James McAvoy is a good actor. He’s usually playing the good guy, from the excellent biopic The Last King of Scotland to the only-slightly-less-realistic (ahem) X-Men prequels, but in Filth he gets his chance to ditch the morals (who needs ’em?) and become the straight-up despicable Scotland detective Bruce Robertson. Bruce, drug-addled and sex-addicted liar extraordinaire, will do pretty much anything to get a promotion at his job. And McAvoy relishes in the ceilingless grandeur of such a character – but without him Filth isn’t much for originality.

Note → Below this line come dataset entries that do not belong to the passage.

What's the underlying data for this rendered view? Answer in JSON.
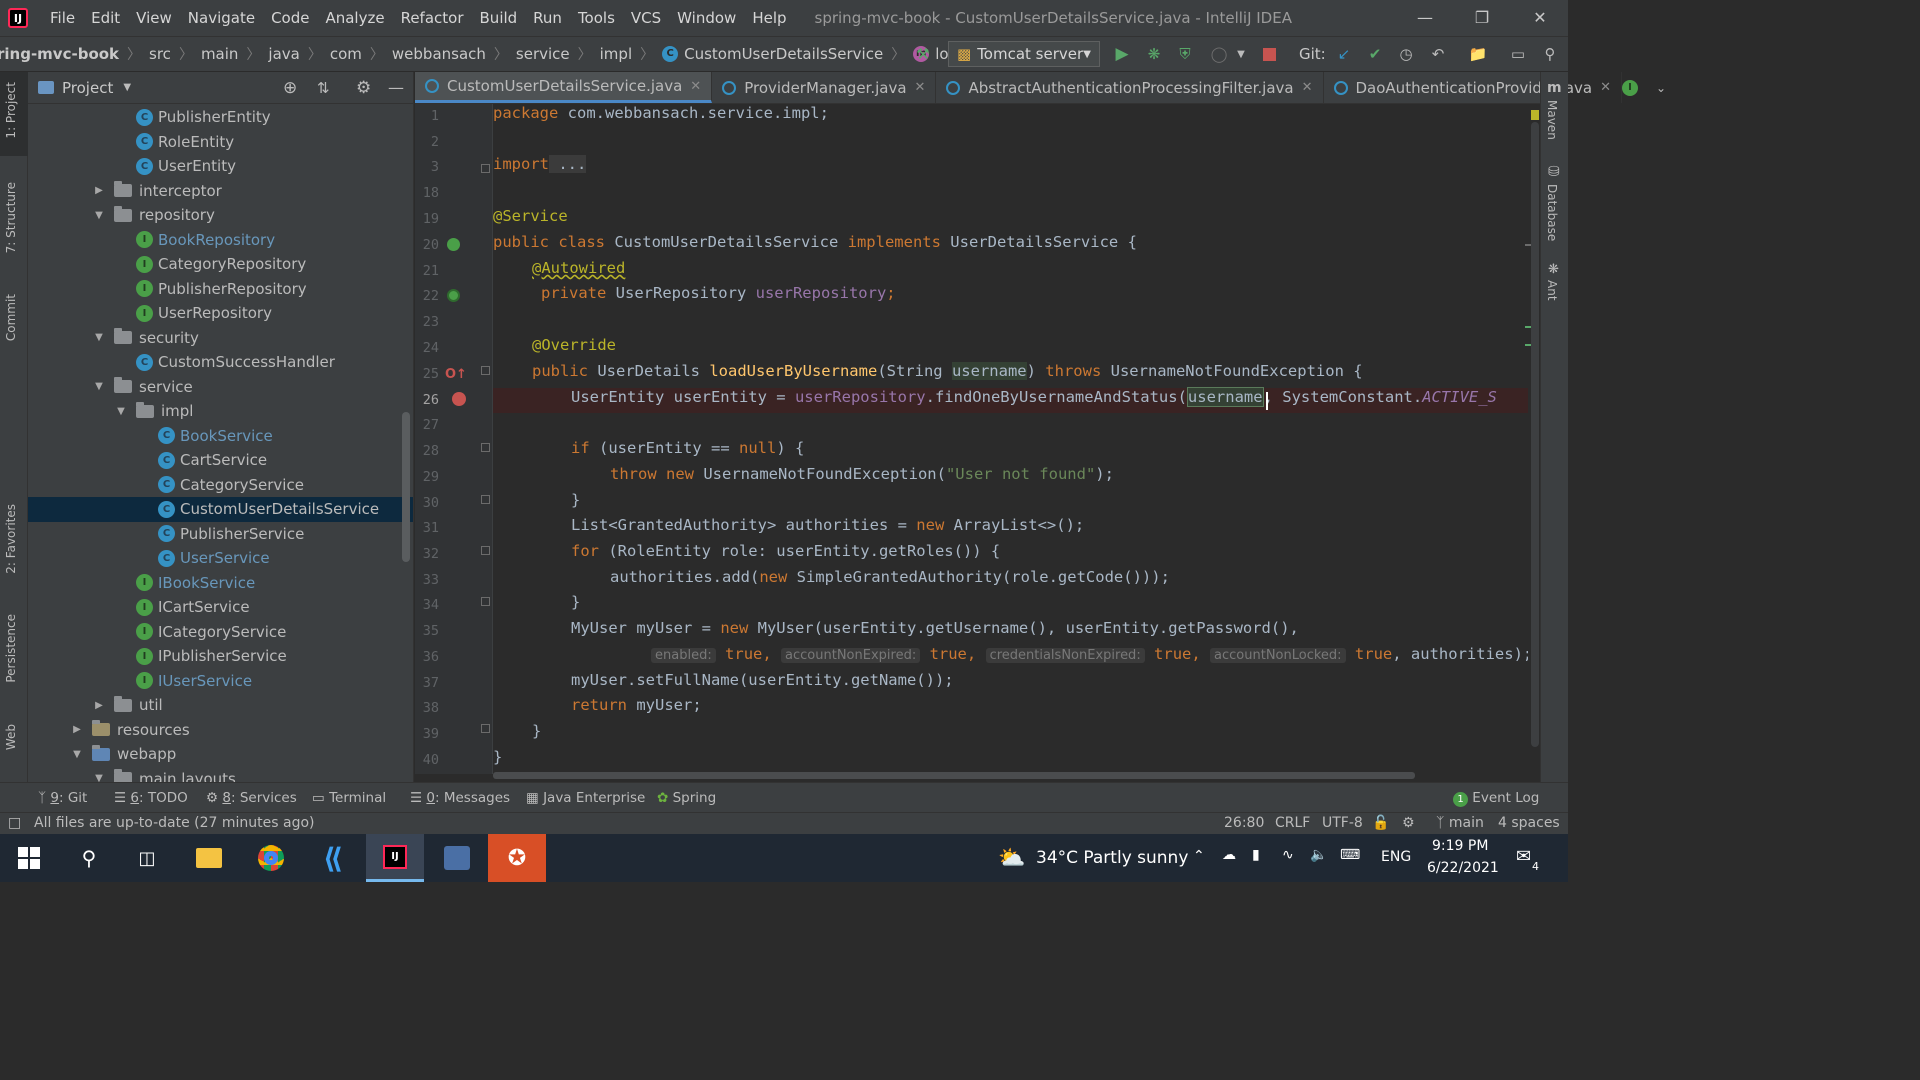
{
  "titlebar": {
    "menu": [
      "File",
      "Edit",
      "View",
      "Navigate",
      "Code",
      "Analyze",
      "Refactor",
      "Build",
      "Run",
      "Tools",
      "VCS",
      "Window",
      "Help"
    ],
    "window_title": "spring-mvc-book - CustomUserDetailsService.java - IntelliJ IDEA"
  },
  "navbar": {
    "crumbs": [
      "ring-mvc-book",
      "src",
      "main",
      "java",
      "com",
      "webbansach",
      "service",
      "impl",
      "CustomUserDetailsService",
      "loadUserByUsername"
    ],
    "run_config": "Tomcat server",
    "git_label": "Git:"
  },
  "left_strip": {
    "tabs": [
      "1: Project",
      "7: Structure",
      "Commit",
      "2: Favorites",
      "Persistence",
      "Web"
    ]
  },
  "right_strip": {
    "tabs": [
      "Maven",
      "Database",
      "Ant"
    ]
  },
  "project": {
    "title": "Project",
    "tree": [
      {
        "label": "PublisherEntity",
        "type": "class",
        "indent": 3,
        "color": "normal"
      },
      {
        "label": "RoleEntity",
        "type": "class",
        "indent": 3,
        "color": "normal"
      },
      {
        "label": "UserEntity",
        "type": "class",
        "indent": 3,
        "color": "normal"
      },
      {
        "label": "interceptor",
        "type": "folder",
        "indent": 2,
        "arrow": "right"
      },
      {
        "label": "repository",
        "type": "folder",
        "indent": 2,
        "arrow": "down"
      },
      {
        "label": "BookRepository",
        "type": "interface",
        "indent": 3,
        "color": "blue"
      },
      {
        "label": "CategoryRepository",
        "type": "interface",
        "indent": 3,
        "color": "normal"
      },
      {
        "label": "PublisherRepository",
        "type": "interface",
        "indent": 3,
        "color": "normal"
      },
      {
        "label": "UserRepository",
        "type": "interface",
        "indent": 3,
        "color": "normal"
      },
      {
        "label": "security",
        "type": "folder",
        "indent": 2,
        "arrow": "down"
      },
      {
        "label": "CustomSuccessHandler",
        "type": "class",
        "indent": 3,
        "color": "normal"
      },
      {
        "label": "service",
        "type": "folder",
        "indent": 2,
        "arrow": "down"
      },
      {
        "label": "impl",
        "type": "folder",
        "indent": 3,
        "arrow": "down"
      },
      {
        "label": "BookService",
        "type": "class",
        "indent": 4,
        "color": "blue"
      },
      {
        "label": "CartService",
        "type": "class",
        "indent": 4,
        "color": "normal"
      },
      {
        "label": "CategoryService",
        "type": "class",
        "indent": 4,
        "color": "normal"
      },
      {
        "label": "CustomUserDetailsService",
        "type": "class",
        "indent": 4,
        "color": "normal",
        "selected": true
      },
      {
        "label": "PublisherService",
        "type": "class",
        "indent": 4,
        "color": "normal"
      },
      {
        "label": "UserService",
        "type": "class",
        "indent": 4,
        "color": "blue"
      },
      {
        "label": "IBookService",
        "type": "interface",
        "indent": 3,
        "color": "blue"
      },
      {
        "label": "ICartService",
        "type": "interface",
        "indent": 3,
        "color": "normal"
      },
      {
        "label": "ICategoryService",
        "type": "interface",
        "indent": 3,
        "color": "normal"
      },
      {
        "label": "IPublisherService",
        "type": "interface",
        "indent": 3,
        "color": "normal"
      },
      {
        "label": "IUserService",
        "type": "interface",
        "indent": 3,
        "color": "blue"
      },
      {
        "label": "util",
        "type": "folder",
        "indent": 2,
        "arrow": "right"
      },
      {
        "label": "resources",
        "type": "folder-res",
        "indent": 1,
        "arrow": "right"
      },
      {
        "label": "webapp",
        "type": "folder-web",
        "indent": 1,
        "arrow": "down"
      },
      {
        "label": "main.layouts",
        "type": "folder",
        "indent": 2,
        "arrow": "down"
      }
    ]
  },
  "editor": {
    "tabs": [
      {
        "label": "CustomUserDetailsService.java",
        "active": true
      },
      {
        "label": "ProviderManager.java",
        "active": false
      },
      {
        "label": "AbstractAuthenticationProcessingFilter.java",
        "active": false
      },
      {
        "label": "DaoAuthenticationProvider.java",
        "active": false
      }
    ],
    "line_numbers": [
      "1",
      "2",
      "3",
      "18",
      "19",
      "20",
      "21",
      "22",
      "23",
      "24",
      "25",
      "26",
      "27",
      "28",
      "29",
      "30",
      "31",
      "32",
      "33",
      "34",
      "35",
      "36",
      "37",
      "38",
      "39",
      "40"
    ],
    "current_line": "26",
    "lines": {
      "l1_kw": "package",
      "l1_rest": " com.webbansach.service.impl;",
      "l3_kw": "import",
      "l3_rest": " ...",
      "l19": "@Service",
      "l20_kw1": "public class",
      "l20_a": " CustomUserDetailsService ",
      "l20_kw2": "implements",
      "l20_b": " UserDetailsService {",
      "l21": "@Autowired",
      "l22_kw": "private",
      "l22_a": " UserRepository ",
      "l22_fld": "userRepository",
      "l22_b": ";",
      "l24": "@Override",
      "l25_kw": "public",
      "l25_a": " UserDetails ",
      "l25_fn": "loadUserByUsername",
      "l25_b": "(String ",
      "l25_param": "username",
      "l25_c": ") ",
      "l25_kw2": "throws",
      "l25_d": " UsernameNotFoundException {",
      "l26_a": "UserEntity userEntity = ",
      "l26_fld": "userRepository",
      "l26_b": ".findOneByUsernameAndStatus(",
      "l26_param": "username",
      "l26_c": ", SystemConstant.",
      "l26_const": "ACTIVE_S",
      "l28_kw": "if",
      "l28_a": " (userEntity == ",
      "l28_kw2": "null",
      "l28_b": ") {",
      "l29_kw": "throw new",
      "l29_a": " UsernameNotFoundException(",
      "l29_str": "\"User not found\"",
      "l29_b": ");",
      "l30": "}",
      "l31_a": "List<GrantedAuthority> authorities = ",
      "l31_kw": "new",
      "l31_b": " ArrayList<>();",
      "l32_kw": "for",
      "l32_a": " (RoleEntity role: userEntity.getRoles()) {",
      "l33_a": "authorities.add(",
      "l33_kw": "new",
      "l33_b": " SimpleGrantedAuthority(role.getCode()));",
      "l34": "}",
      "l35_a": "MyUser myUser = ",
      "l35_kw": "new",
      "l35_b": " MyUser(userEntity.getUsername(), userEntity.getPassword(),",
      "l36_h1": "enabled:",
      "l36_v1": "true",
      "l36_h2": "accountNonExpired:",
      "l36_v2": "true",
      "l36_h3": "credentialsNonExpired:",
      "l36_v3": "true",
      "l36_h4": "accountNonLocked:",
      "l36_v4": "true",
      "l36_end": ", authorities);",
      "l37": "myUser.setFullName(userEntity.getName());",
      "l38_kw": "return",
      "l38_a": " myUser;",
      "l39": "}",
      "l40": "}"
    }
  },
  "bottom_tools": {
    "git": {
      "num": "9",
      "label": ": Git"
    },
    "todo": {
      "num": "6",
      "label": ": TODO"
    },
    "services": {
      "num": "8",
      "label": ": Services"
    },
    "terminal": "Terminal",
    "messages": {
      "num": "0",
      "label": ": Messages"
    },
    "java_enterprise": "Java Enterprise",
    "spring": "Spring",
    "event_log": "Event Log"
  },
  "status": {
    "message": "All files are up-to-date (27 minutes ago)",
    "position": "26:80",
    "line_sep": "CRLF",
    "encoding": "UTF-8",
    "branch": "main",
    "indent": "4 spaces"
  },
  "taskbar": {
    "weather": "34°C  Partly sunny",
    "lang": "ENG",
    "time": "9:19 PM",
    "date": "6/22/2021",
    "notif_count": "4"
  },
  "colors": {
    "accent": "#4a88c7",
    "selection": "#0d293e",
    "error_line": "#3a2323",
    "keyword": "#cc7832",
    "annotation": "#bbb529",
    "field": "#9876aa",
    "string": "#6a8759",
    "method": "#ffc66d"
  }
}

There are two kinds of twist endings in film: those that are truly original and those that are a rehash of Fight Club. In all seriousness, the protagonist-repressing-important-plot-points “twist” is officially tired as hell, and in Filth the rote deployment in Act Three is borderline maddening. The relative believability of the effectiveness of Bruce’s manipulations throughout Filth is what makes them so revolting. Bruce starts hallucinating more and more, and this also lends an interesting angle to his uncivilized crusade – is he as smart as he thinks? Is he as smart as we think? Or has everyone been on to him the entire time? But, oh, wait, nope – the hallucinations actually mean something more, something deep, man. Bruce is deep because he has a Tyler Durden-esque trauma trigger. Get it?

So: ditch the stupid ending and the would-be aha! moments, and Filth is pretty great in a disgusting sort of way. It’s essentially Wolf of Wall Street for McAvoy, a time to go absolutely bonkers and meanwhile find some sort of way to make Bruce somewhat likable, even if it’s just a few percent out of the larger character pie. He does just that, and perhaps it’s the fact that Bruce has some sort of a mission (to get the promotion) that it’s not hard to go along with him on the disgusting rollercoaster of drinking and smoking and sexing and snorting and sexing some more. He has a goal and a lack of morality means he can achieve the goal in any possible way, and it’s fun to watch the dominoes fall uselessly before him.

But the mission seemingly dries up as the all-hallowed twist approaches, and eventually the promotion is given away and Bruce is just doing insane shit because he can. The hope may have been that the twist would carry the momentum through to the end after the aforementioned mission is moot. It doesn’t. McAvoy is likable as Bruce because he goes all the way for the character and he’s good at what he does; the insistence on writing something deeper into his character that manifests itself as a freakin’ hallucination very nearly undoes all of his hard work, and very nearly forces him to stand in line with every other protagonist with the exact same affliction rather than standing out from the crowd.

Filth is worth it for the lead performance alone, and really the final letdown is only so disappointing because McAvoy is so spectacular. Guys like Jamie Bell are in there, too, but are pushed aside. It’s The McAvoy Show. More films would probably benefit from being The McAvoy Show.